Safety and trust are so sacred: a qualitative study of women clients in feminist multicultural therapy
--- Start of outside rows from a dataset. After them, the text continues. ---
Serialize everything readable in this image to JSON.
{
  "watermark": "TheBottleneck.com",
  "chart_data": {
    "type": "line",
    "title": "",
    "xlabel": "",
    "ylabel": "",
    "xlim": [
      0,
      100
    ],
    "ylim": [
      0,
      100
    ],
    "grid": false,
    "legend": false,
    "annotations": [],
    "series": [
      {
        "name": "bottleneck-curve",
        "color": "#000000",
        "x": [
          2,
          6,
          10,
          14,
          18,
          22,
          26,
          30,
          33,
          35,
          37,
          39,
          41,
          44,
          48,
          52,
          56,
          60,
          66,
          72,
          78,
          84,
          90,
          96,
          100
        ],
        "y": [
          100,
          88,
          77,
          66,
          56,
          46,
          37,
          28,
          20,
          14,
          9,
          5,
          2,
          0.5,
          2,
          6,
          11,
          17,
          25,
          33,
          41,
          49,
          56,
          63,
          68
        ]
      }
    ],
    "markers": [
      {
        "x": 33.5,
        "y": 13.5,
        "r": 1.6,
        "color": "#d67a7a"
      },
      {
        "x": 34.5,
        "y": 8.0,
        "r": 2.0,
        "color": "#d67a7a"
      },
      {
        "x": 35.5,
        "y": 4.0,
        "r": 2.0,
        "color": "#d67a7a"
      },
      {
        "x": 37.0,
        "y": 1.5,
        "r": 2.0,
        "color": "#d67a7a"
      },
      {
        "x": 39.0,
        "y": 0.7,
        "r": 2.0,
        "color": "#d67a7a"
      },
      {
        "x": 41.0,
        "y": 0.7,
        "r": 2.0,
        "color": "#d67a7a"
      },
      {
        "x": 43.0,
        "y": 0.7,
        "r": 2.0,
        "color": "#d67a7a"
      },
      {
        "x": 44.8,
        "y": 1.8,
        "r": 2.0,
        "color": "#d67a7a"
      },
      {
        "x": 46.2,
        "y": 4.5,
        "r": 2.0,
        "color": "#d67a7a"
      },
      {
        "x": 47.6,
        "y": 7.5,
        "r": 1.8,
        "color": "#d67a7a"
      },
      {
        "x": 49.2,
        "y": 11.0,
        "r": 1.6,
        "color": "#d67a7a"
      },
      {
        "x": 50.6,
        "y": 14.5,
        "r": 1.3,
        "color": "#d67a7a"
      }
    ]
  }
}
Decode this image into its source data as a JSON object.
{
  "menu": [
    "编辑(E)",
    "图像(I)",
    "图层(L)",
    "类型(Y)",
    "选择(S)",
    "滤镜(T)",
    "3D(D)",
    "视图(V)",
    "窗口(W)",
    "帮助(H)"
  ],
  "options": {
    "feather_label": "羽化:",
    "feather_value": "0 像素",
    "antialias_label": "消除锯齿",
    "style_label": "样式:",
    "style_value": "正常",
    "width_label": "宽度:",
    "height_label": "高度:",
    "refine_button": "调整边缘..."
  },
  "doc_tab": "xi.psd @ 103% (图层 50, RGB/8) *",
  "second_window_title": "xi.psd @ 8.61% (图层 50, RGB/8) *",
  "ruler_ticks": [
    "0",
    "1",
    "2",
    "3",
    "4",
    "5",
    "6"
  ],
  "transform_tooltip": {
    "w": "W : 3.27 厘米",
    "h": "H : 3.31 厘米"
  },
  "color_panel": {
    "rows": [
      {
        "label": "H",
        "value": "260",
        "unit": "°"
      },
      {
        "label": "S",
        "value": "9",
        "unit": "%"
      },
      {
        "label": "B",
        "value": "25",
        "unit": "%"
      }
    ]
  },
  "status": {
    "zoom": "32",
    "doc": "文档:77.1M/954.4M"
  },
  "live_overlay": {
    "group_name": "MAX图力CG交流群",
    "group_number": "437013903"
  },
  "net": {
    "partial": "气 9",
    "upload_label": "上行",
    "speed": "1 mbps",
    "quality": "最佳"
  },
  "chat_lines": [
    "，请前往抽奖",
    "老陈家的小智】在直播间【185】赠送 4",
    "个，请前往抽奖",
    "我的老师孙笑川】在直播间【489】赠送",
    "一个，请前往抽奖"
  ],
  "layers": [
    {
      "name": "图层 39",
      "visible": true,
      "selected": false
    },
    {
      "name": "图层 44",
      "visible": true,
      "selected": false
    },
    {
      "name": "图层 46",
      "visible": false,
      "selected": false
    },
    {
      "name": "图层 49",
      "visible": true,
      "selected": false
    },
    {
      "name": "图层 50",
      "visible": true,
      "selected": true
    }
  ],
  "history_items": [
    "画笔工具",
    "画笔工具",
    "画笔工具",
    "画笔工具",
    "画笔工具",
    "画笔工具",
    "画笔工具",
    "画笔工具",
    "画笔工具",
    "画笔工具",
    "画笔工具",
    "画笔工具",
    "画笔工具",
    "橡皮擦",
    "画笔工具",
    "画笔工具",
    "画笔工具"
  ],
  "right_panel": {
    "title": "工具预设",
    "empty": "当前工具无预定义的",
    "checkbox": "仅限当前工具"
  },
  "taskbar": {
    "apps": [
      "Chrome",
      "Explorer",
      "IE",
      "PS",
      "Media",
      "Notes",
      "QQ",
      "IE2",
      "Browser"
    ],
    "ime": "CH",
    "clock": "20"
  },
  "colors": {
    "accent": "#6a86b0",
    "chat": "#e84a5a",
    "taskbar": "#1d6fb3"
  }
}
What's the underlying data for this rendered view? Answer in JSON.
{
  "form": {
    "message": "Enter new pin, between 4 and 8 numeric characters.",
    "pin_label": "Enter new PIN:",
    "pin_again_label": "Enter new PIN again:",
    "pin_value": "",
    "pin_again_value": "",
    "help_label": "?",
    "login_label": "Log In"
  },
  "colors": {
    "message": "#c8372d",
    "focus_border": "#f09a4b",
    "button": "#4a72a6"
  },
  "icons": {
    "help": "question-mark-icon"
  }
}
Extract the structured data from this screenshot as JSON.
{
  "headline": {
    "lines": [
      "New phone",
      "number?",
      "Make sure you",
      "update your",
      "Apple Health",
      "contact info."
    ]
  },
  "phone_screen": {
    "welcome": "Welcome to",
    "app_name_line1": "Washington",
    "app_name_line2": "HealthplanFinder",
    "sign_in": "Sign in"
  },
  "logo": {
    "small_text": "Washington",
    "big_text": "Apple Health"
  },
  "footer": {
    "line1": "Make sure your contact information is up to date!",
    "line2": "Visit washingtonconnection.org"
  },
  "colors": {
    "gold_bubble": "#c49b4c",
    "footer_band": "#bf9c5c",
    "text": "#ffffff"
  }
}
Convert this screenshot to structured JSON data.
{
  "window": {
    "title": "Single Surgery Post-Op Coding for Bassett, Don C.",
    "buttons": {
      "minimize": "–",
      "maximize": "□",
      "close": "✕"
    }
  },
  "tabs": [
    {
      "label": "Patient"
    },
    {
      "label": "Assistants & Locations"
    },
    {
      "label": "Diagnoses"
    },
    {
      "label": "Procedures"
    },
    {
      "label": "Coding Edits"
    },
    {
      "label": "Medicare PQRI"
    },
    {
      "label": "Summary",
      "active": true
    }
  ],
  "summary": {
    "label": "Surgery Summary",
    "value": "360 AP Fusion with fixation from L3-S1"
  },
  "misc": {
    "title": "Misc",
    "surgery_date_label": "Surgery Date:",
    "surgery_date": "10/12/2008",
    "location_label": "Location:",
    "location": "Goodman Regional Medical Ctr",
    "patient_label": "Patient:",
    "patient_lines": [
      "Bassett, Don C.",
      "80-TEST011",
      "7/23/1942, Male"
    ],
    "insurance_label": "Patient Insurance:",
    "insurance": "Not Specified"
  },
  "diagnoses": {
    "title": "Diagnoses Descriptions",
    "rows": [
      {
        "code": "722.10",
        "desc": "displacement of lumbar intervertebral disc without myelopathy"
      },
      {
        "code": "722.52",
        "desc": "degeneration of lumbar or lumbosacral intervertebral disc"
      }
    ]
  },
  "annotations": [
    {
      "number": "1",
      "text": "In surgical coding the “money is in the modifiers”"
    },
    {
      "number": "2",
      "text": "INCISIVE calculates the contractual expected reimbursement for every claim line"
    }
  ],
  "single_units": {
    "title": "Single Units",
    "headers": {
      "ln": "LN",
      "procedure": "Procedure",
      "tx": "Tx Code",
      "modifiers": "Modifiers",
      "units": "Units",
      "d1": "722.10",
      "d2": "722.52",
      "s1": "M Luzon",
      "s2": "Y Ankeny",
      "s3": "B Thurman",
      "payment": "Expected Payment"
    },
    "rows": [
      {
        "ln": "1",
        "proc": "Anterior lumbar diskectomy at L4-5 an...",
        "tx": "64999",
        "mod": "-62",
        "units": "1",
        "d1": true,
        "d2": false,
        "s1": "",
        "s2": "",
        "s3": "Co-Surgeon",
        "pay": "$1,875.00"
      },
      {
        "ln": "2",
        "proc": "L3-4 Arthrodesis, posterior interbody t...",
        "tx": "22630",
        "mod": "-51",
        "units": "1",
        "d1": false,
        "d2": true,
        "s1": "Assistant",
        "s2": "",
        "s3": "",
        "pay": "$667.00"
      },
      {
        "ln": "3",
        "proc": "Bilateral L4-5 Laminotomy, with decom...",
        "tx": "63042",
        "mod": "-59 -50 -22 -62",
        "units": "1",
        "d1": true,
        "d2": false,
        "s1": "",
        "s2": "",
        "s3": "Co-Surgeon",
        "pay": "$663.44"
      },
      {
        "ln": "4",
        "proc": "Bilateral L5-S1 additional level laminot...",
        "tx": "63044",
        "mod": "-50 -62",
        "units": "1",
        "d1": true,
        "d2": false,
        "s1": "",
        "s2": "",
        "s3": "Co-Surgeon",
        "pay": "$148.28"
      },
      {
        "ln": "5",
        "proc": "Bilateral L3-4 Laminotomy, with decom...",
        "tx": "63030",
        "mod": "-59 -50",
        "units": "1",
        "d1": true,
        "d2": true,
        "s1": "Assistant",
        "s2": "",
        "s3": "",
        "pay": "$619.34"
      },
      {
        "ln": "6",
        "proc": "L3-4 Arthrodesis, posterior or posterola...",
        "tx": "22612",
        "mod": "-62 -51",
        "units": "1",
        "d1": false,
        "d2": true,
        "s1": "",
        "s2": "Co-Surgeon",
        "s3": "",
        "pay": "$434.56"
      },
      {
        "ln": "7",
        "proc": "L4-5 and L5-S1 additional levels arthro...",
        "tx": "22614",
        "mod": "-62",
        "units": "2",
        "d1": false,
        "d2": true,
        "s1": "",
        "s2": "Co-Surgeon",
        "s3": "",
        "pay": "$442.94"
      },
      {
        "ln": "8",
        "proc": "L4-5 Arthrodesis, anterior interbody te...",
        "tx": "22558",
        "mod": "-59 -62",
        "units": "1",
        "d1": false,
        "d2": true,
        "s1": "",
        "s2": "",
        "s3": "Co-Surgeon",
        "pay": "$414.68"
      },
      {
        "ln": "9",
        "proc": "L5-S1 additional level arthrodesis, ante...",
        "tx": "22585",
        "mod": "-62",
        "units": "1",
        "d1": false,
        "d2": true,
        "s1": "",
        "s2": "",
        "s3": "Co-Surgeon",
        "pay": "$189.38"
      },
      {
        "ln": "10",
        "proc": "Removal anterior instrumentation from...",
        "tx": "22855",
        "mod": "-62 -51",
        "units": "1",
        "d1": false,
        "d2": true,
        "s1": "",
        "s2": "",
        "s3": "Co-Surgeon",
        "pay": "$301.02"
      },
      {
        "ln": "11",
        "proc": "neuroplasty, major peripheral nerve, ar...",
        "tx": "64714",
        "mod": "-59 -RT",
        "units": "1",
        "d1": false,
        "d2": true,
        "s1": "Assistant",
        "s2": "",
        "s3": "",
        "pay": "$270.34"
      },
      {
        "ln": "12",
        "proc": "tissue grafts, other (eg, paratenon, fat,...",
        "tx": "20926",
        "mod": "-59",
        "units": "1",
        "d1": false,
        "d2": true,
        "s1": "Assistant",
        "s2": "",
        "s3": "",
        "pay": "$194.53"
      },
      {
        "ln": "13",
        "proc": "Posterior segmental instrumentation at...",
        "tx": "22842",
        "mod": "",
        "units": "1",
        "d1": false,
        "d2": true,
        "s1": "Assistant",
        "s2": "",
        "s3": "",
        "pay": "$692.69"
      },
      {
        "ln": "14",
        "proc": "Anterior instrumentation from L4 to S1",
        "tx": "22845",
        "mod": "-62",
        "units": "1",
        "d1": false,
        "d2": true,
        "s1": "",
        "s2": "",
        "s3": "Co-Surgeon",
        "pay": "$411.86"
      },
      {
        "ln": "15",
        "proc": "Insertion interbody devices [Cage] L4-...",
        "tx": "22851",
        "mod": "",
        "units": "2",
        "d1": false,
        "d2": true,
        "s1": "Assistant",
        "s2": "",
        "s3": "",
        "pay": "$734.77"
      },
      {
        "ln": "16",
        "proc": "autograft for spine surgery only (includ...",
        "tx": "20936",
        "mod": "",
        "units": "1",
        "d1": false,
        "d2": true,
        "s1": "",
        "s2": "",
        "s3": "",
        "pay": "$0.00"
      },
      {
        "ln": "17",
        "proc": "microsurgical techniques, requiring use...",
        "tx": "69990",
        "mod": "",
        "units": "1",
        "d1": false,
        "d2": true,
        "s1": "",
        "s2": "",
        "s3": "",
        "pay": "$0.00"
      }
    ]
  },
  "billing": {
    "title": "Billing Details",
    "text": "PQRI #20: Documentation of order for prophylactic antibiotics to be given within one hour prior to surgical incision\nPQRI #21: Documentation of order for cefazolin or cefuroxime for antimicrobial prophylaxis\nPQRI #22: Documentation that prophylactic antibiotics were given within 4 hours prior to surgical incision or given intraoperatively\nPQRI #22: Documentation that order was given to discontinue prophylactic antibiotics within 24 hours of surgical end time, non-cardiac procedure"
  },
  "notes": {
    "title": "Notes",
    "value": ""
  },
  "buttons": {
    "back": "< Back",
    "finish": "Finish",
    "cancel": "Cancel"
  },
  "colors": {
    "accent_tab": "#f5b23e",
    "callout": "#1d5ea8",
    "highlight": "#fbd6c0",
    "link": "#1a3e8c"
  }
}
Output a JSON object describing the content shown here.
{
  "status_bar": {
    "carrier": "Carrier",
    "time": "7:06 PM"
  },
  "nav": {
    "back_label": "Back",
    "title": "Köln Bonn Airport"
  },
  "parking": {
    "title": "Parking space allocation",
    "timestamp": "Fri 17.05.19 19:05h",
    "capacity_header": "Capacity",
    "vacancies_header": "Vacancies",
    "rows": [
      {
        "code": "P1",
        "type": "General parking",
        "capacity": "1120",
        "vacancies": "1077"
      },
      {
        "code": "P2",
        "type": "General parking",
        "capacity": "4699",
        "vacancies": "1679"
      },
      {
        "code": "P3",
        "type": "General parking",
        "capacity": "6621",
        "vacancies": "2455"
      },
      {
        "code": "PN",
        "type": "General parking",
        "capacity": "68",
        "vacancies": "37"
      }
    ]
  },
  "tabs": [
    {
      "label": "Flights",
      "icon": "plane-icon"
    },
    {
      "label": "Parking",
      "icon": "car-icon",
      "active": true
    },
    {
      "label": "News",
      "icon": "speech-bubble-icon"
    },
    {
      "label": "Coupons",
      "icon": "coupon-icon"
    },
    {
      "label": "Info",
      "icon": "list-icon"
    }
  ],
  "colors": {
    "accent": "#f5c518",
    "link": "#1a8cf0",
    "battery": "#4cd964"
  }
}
Feminist multicultural therapy is a therapeutic approach that combines principles and practices from multicultural counseling and feminist therapy. Multicultural counseling and feminist therapy were developed in response to increasing recognition that existing therapies repeated, during counseling, oppressive patterns that existed in general society and harmed clients who were members of oppression and the effect it has on a client's well-being. They both share a goal of helping clients be better equipped to recognize and address oppression; to make empowering choices; and, when possible, to be active in making changes in society to reduce or eliminate oppression. Increasingly, feminist and multicultural counseling perspectives have informed each other, particularly where gender and racial/ethnic concerns intersect. Consistent with values that embrace the client as an expert on her or his own experiences, multicultural and feminist counseling research has been conducted to learn the client's perspective on what factors are important to her or him in therapy. This research focused on measuring the impact on counseling of factors such as multicultural competence and feminist attitudes. However, to date, little research has addressed the client's perspective with regard to the definition, processes, and outcomes of feminist multicultural therapy.